One principal at a local elementary shared a pretty cynical view of libraries as we talked Friday morning. I was excited to tell her about the new relevance and vision of libraries here in this digital age. The skepticism clouding her eyes lessened the more we talked. I had a similar conversation with an old friend this week. We hadn't spoken to one another in quite a while so he was just finding out about my interest in librarianship. He couldn't figure out how I could follow a path beginning in the art world and land in a library. :) After discussing the relevance of public libraries and the technological explosion around us he shared my epiphany and suddenly saw libraries in a totally different way. Not as they are in our memories or in the present transitional state but in the light of the future of libraries. In a society that has reordered the familiar, where the stuffy quite library of the elite has become the heart of a community. How? By working to equalize the growing digital divide, providing free information to ALL, supporting community development through hosting events and activities, feeding the hunger for literacy skills and more.

Friday, July 11, 2008

Summer reading chaos :)

Sunday, July 6, 2008

School of Life

I Met The Walrus

Contents of my Koha virtual bookshelf

The storyteller's start-up book/ MacDonald, Margaret Read.
Three-minute tales/ MacDonald, Margaret Read.
Mythology/ Hamilton, Edith.
More ready-to-tell tales from around the world.
The jungle books/ Kipling, Rudyard.
Moby-Dick, or, The whale/ Melville, Herman.
The portable Kipling/ Kipling, Rudyard.
Language and gender in the fairy tale tradition/ Levorato, Alessandra.
Chinnubbie and the owl/ Posey, Alexander Lawrence.
The World's great folktales.
African folktales.
The wonderful treasure horse.
Fantastic theater/ Sierra, Judy.
Earth care.
Peace tales.
Tell the world.
The round book.
Five-minute tales/ MacDonald, Margaret Read.
The true story of the Three Little Pigs/ Sciezka, Jon.
Quests & spells.
Beastly rhymes to read after dark/ Sierra, Judy.
The flannel board storytelling book/ Sierra, Judy.
The sea of gold, and other tales from Japan/ Uchida, Yoshiko.
The encyclopedia of Celtic mythology and folklore/ Monaghan, Patricia.
South American wonder tales/ Carpenter, Frances.

I have to say, I don't really understand what Koha is... Sure, I have a collection of cataloging information there but the actual book is not available. I'm still trying to understand the relevance.

In other news Chris and I gobbled up a lovely brunch at the Stone Barn (We'll also be having our wedding reception there). This was a much needed break from the chaos that has been my life in the past two weeks.
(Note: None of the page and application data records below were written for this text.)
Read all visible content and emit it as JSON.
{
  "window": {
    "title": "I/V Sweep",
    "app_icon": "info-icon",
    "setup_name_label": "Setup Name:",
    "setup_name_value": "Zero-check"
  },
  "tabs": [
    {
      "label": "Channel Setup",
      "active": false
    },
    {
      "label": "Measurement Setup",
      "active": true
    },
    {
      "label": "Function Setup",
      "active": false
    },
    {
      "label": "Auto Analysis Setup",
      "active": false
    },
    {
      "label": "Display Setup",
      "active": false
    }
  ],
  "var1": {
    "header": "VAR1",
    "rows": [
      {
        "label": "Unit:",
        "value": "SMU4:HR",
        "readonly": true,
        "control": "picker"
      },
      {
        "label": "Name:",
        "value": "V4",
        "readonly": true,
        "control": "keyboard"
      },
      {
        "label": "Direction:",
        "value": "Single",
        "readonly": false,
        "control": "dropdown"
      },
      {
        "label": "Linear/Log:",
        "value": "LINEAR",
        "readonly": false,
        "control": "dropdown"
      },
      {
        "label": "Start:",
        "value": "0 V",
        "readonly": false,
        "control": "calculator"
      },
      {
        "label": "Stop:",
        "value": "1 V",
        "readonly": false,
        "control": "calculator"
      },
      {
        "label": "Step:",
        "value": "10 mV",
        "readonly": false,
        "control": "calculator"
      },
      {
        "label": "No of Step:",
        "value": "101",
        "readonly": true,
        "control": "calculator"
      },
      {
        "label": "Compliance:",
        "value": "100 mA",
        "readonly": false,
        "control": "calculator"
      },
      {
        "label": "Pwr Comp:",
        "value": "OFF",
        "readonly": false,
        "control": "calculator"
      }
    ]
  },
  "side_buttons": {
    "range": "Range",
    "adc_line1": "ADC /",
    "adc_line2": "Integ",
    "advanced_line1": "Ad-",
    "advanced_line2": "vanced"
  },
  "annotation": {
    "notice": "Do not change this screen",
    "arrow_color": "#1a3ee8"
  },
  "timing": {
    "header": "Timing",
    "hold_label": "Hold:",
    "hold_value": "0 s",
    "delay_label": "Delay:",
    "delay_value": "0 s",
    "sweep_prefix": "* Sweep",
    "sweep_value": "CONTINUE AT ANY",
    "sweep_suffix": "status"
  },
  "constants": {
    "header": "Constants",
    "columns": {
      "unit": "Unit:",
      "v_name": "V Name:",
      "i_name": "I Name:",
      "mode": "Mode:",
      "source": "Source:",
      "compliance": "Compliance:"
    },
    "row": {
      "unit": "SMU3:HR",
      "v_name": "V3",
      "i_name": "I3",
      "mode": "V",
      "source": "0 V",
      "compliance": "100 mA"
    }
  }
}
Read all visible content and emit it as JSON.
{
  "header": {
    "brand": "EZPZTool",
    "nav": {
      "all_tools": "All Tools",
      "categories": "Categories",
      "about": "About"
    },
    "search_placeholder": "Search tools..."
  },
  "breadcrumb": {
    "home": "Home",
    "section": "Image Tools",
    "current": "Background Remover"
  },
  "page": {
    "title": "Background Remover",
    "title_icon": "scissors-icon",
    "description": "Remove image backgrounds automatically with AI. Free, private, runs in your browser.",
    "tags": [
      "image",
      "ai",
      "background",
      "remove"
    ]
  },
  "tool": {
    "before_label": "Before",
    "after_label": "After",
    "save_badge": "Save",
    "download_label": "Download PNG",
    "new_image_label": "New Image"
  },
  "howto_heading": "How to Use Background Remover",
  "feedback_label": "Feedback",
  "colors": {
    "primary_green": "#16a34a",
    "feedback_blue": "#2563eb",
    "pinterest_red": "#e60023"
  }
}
I went from working round the clock at Teacher's Summer Institute to diving head first into more wedding planning, classwork, and physically exhausting summer reading outreach. I should really have a car for all the stuff I'm lugging around.

I'm off to learn "Puchika Churika", a traditional Siberian tale, for my story telling performance this week. Wish me luck. :)

Last night I converted yet another soul to and talked at length through the Google Apps Hacks text. My best friend is in the midst of a start up busines, Google's SaaS is empowering, not to mention Google Scholars simplification of her blogging addiction.